How To Be So Wrong, You’re Right

Some people are master storytellers.

No matter the subject, they compel their audience to hang on their every word, drawing them into a narrative that is naturally engaging, continually revealing, and forever leaving us wanting more.

Others are just straight outrageous. Yet still achieve the same result. But how?

Scott Adams (of Dilbert fame) has spent his recent years understanding the latter and is starting to reveal the secrets of these master persuaders. How can they be so outrageous, yet still command belief. How they can they say things we know are false, yet convince us of their own credibility.

The answer: hypnosis. Or, in essence, leveraging our own irrational biases to have us focus in on the arguments and forget about the facts.

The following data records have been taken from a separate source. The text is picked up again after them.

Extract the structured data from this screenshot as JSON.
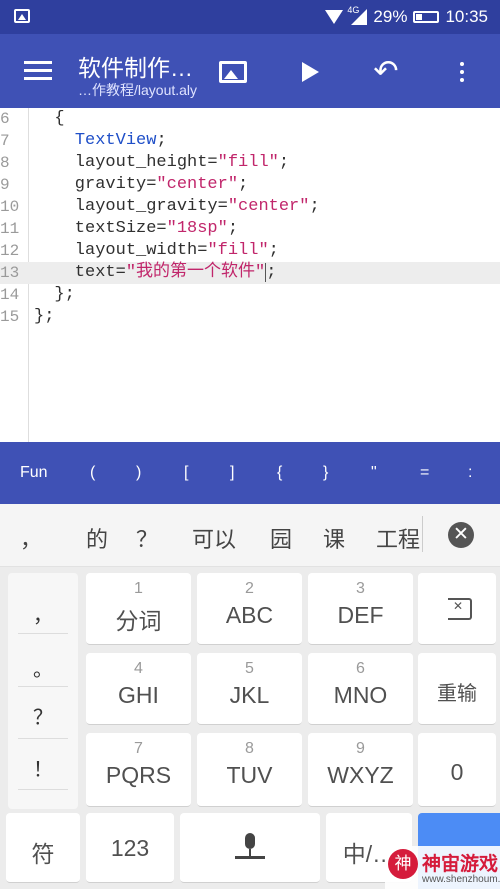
{
  "status_bar": {
    "network": "4G",
    "battery": "29%",
    "time": "10:35"
  },
  "toolbar": {
    "title": "软件制作…",
    "subtitle": "…作教程/layout.aly"
  },
  "editor": {
    "lines": [
      {
        "num": "6",
        "parts": [
          {
            "t": "  {",
            "c": "plain"
          }
        ]
      },
      {
        "num": "7",
        "parts": [
          {
            "t": "    ",
            "c": "plain"
          },
          {
            "t": "TextView",
            "c": "kw"
          },
          {
            "t": ";",
            "c": "plain"
          }
        ]
      },
      {
        "num": "8",
        "parts": [
          {
            "t": "    layout_height=",
            "c": "plain"
          },
          {
            "t": "\"fill\"",
            "c": "str"
          },
          {
            "t": ";",
            "c": "plain"
          }
        ]
      },
      {
        "num": "9",
        "parts": [
          {
            "t": "    gravity=",
            "c": "plain"
          },
          {
            "t": "\"center\"",
            "c": "str"
          },
          {
            "t": ";",
            "c": "plain"
          }
        ]
      },
      {
        "num": "10",
        "parts": [
          {
            "t": "    layout_gravity=",
            "c": "plain"
          },
          {
            "t": "\"center\"",
            "c": "str"
          },
          {
            "t": ";",
            "c": "plain"
          }
        ]
      },
      {
        "num": "11",
        "parts": [
          {
            "t": "    textSize=",
            "c": "plain"
          },
          {
            "t": "\"18sp\"",
            "c": "str"
          },
          {
            "t": ";",
            "c": "plain"
          }
        ]
      },
      {
        "num": "12",
        "parts": [
          {
            "t": "    layout_width=",
            "c": "plain"
          },
          {
            "t": "\"fill\"",
            "c": "str"
          },
          {
            "t": ";",
            "c": "plain"
          }
        ]
      },
      {
        "num": "13",
        "parts": [
          {
            "t": "    text=",
            "c": "plain"
          },
          {
            "t": "\"我的第一个软件",
            "c": "str"
          },
          {
            "t": "\"",
            "c": "str caret"
          },
          {
            "t": ";",
            "c": "plain"
          }
        ],
        "current": true
      },
      {
        "num": "14",
        "parts": [
          {
            "t": "  };",
            "c": "plain"
          }
        ]
      },
      {
        "num": "15",
        "parts": [
          {
            "t": "};",
            "c": "plain"
          }
        ]
      }
    ]
  },
  "symbols": [
    "Fun",
    "(",
    ")",
    "[",
    "]",
    "{",
    "}",
    "\"",
    "=",
    ":"
  ],
  "candidates": [
    "，",
    "的",
    "？",
    "可以",
    "园",
    "课",
    "工程"
  ],
  "keyboard": {
    "punctuation": [
      "，",
      "。",
      "？",
      "！"
    ],
    "keys": [
      {
        "num": "1",
        "label": "分词"
      },
      {
        "num": "2",
        "label": "ABC"
      },
      {
        "num": "3",
        "label": "DEF"
      },
      {
        "num": "4",
        "label": "GHI"
      },
      {
        "num": "5",
        "label": "JKL"
      },
      {
        "num": "6",
        "label": "MNO"
      },
      {
        "num": "7",
        "label": "PQRS"
      },
      {
        "num": "8",
        "label": "TUV"
      },
      {
        "num": "9",
        "label": "WXYZ"
      }
    ],
    "side": {
      "reenter": "重输",
      "zero": "0"
    },
    "bottom": {
      "symbols": "符",
      "numbers": "123",
      "lang": "中/…"
    }
  },
  "watermark": {
    "title": "神宙游戏",
    "url": "www.shenzhoum.com",
    "logo": "神"
  }
}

Scott was one of the first to predict the success of one Pres. D. Trump, so perhaps his arguments have truth.

Be So Outrageous They Can’t Ignore You

We use facts to re-enforce a point. The problem is, people don’t really care about facts. We have a set of ingrained beliefs and no amount of facts is going to jilt that.

However, if you can have us discussing the argument, you could be some way to influencing our narrative. No matter how (ir)rational.

By saying something truly outrageous, you are saying something memorable (even if ‘wrong’). ‘We need to build a wall’ is just a much stronger way of saying ‘we have an immigration problem’.

Whether there is a problem, or a wall is the answer, doesn’t really matter. The mere extremity of the suggestion has a nation discussing the issue of immigration and has brought the argument to the fore.

Be outrageous. Be remembered. Be discussed.

Be Highly Visual to Stick in the Mind

The wall is also a highly visual example. Stating huge numbers or scary facts can be quickly forgotten, rendered ineffective. Saying something that creates an imposing picture in the mind is the opposite: the image (eg. of the wall) will stay with you.

Similarly, by calling someone ‘crooked’, ‘low-energy’ or another similarly visual word helps associate that person with a persona we can almost see. This sticks — and creates a stereotype that is near impossible to escape (rightly or wrongly).

The more visual — and contrasting with belief or standard expectation —the statement, the more effective the result will be.


These two elements help etch a space in the audience’s mind. Facts are quickly forgotten, visual positions are not.

While there may be a sense of ridicule in the immediate aftermath of a statement, if you back down from the extremity over time, the visual remnants of the argument will stick long into the future.

These are not necessarily traits to adopt. But they are to be understood. Lest others lull us into a false sense.